Last week I came across an interesting study from the IBM Institute for Business Value in conjunction with the MIT Sloan Management Review entitled Analytics: The New Path To Value. Based on a survey of nearly 3000 executive managers and analysts, there are some great insights in the report.
Top performing organisations use analytics five times more than lower performers. While the adoption seems to be most widespread in finance functions, in the marketing functions of top performing organisations the usage seems to be around three times higher than in lower performing peers. Perhaps as a consequence of this over half of those surveyed indicated that enhancements in analytics capabilities was a top priority for their organisations.
The greatest inhibitors that prevent people from adopting analytics more widely are not actually the availability of technology, nor even the integrity or accessibility of data. The barriers are actually much more to do with management and culture than data and technology. “The leading obstacle to widespread analytics adoption is lack of understanding of how to use analytics to improve the business, according to almost four of ten respondents.”
I’m sure this is true. Deploying new systems to make your marketing processes more efficient is one thing; but that alone does not equate to transformation. The real change happens when we start asking ourselves questions about the effectiveness of our activities, look for insights in our data, apply those insights to other activities and measure the impact. That has only a little to do with our tools, and much much more to do with our own curiosity.
It’s taken me a couple of weeks, but I’ve finally posted my presentation from the B2B Marketing Magazine seminar on Demand Generation/Lead Nurturing onto Slideshare. I hope you find it useful. It contains 10 areas to focus on to improve the yield on your marketing campaigns.
You can also find the deck from Will Schnabel at Silverpop here
Think about the responses from your latest campaign. What’s your mental picture of those responses? Are they digits on a spreadsheet – depersonalised, abstract, numerical. Or do you picture real people with a todo list as long as yours, struggling to find a way through some tricky issues. Imagine what might happen if you asked him “how might I help?” rather than “why haven’t you bought something yet?”.
So the next time you’re looking at the reports from your campaign, stop for a moment. Do you want to help him, or simply want to count him?
My only excuse is that I’ve been busy – pathetic, I know, but there you go. I’m deploying a marketing automation system at the moment and that’s keeping me busy. And when I have a few spare moments I have to confess I prefer to choose to spend them with my family rather than with my laptop.
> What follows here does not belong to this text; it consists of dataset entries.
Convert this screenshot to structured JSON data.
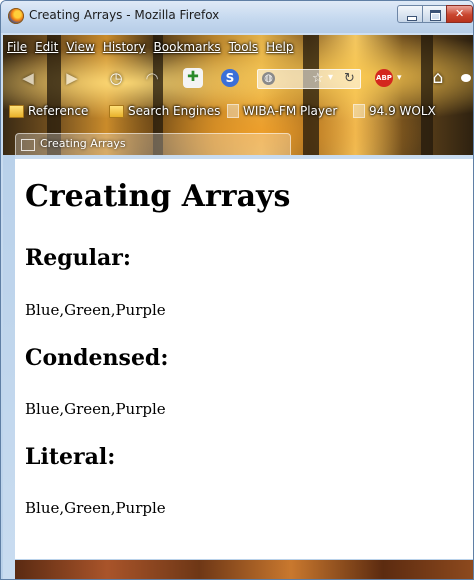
{
  "window": {
    "title": "Creating Arrays - Mozilla Firefox"
  },
  "menubar": {
    "items": [
      {
        "label": "File"
      },
      {
        "label": "Edit"
      },
      {
        "label": "View"
      },
      {
        "label": "History"
      },
      {
        "label": "Bookmarks"
      },
      {
        "label": "Tools"
      },
      {
        "label": "Help"
      }
    ]
  },
  "navbar": {
    "icons": [
      "back-icon",
      "forward-icon",
      "history-icon",
      "rss-icon",
      "addon-icon",
      "s-icon",
      "globe-icon",
      "star-icon",
      "reload-icon",
      "adblock-icon",
      "home-icon"
    ],
    "abp_label": "ABP"
  },
  "bookmarks": [
    {
      "label": "Reference",
      "icon": "folder-icon"
    },
    {
      "label": "Search Engines",
      "icon": "folder-icon"
    },
    {
      "label": "WIBA-FM Player",
      "icon": "page-icon"
    },
    {
      "label": "94.9 WOLX",
      "icon": "page-icon"
    }
  ],
  "tabs": [
    {
      "label": "Creating Arrays"
    }
  ],
  "page": {
    "title": "Creating Arrays",
    "sections": [
      {
        "heading": "Regular:",
        "text": "Blue,Green,Purple"
      },
      {
        "heading": "Condensed:",
        "text": "Blue,Green,Purple"
      },
      {
        "heading": "Literal:",
        "text": "Blue,Green,Purple"
      }
    ]
  },
  "colors": {
    "titlebar": "#c3d7ee",
    "close_button": "#c9462f",
    "persona_gold": "#e4b24a"
  }
}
But I’ve recommitted myself to spending more time posting content.
Today I spoke at an event chaired by Joel Harrison and B2B Marketing Magazine. I’ll link to the content in the next couple of days when Joel publishes it. I was covering 10 ways to improve your marketing campaigns. Item 10 was about keeping yourself fresh with new insight. RSS feeds are great but better still is clever people you respect doing the filtering for you. Hence my gratitude to Steve Woods. Steve is CTO at Eloqua – I had the good fortune to meet him at an event in London earlier in the year. His blog on “Digital Body Language” is always thought provoking and I’ve learned a great deal from him. Best of all, he’s started providing a digest of good content that he’s come across from various luminaries in this space. His latest Marketing Automation Weekly Wrap-Up contains links to new content from Laura Ramos at Forrester, Sirius Decisions and Brian Carroll – three individuals/organisations from whom I’ve learned a great deal. So thank you Steve – I’ll continue to use your blog as a useful filter on what’s new.
- Avoid the One-Off Send Syndrome
- Avoid Me, Me, Me Marketing!
- Not being relevant to your audience
- Not cariing about your audience
- Not finding multiple uses for your content
- Missing the opportunity to create content specific to buyer personas
Some nice examples in here, but it all points to the same issue – nurturing a relationship with a potential client does NOT equate to sending them a brochure, or asking regularly if they’re ready to buy yet. Simple.
What additional ones would make your list of must-read blogs – particularly in the B2B space?
My last post referred to the Demand Generation Summit at the beginning of this month. As I was saying in my presentation on the day, it’s essential to plan for how you will build upon an activity to maximise the return.
In my opinion, the Demand Generation Summit itself provides a super case study example of post-event activities that many of us could leverage in our own campaigns. We all know that marketing events are expensive – venues, lunches, visiting speakers etc. There are 2 questions that frequently come up in event planning:
- How can we ensure that the event is the beginning of a conversation and not the end of it?
- How do we engage with people who weren’t able to make the event, or that we don’t engage with until after the event has happened?
Against Question 1, the organising team have created a Linked-In group. Great move – people who attended can join, people who are referred by colleagues can join, people who stumble across it on Linked-In can join. YOU could join – as the time of writing this there are 73 members. Next step is to really get a dialog going within that group – that is more difficult of course because it requires people to participate rather than just observe.
To answer the second question, BrightTALK was one of the sponsors and the presentations were professionally captured and edited on video and are now available from a separate Demand Generation Summit webinar site, along with the slides. Congratulations to all those involved – I think they’ve done a great production job. Check it out!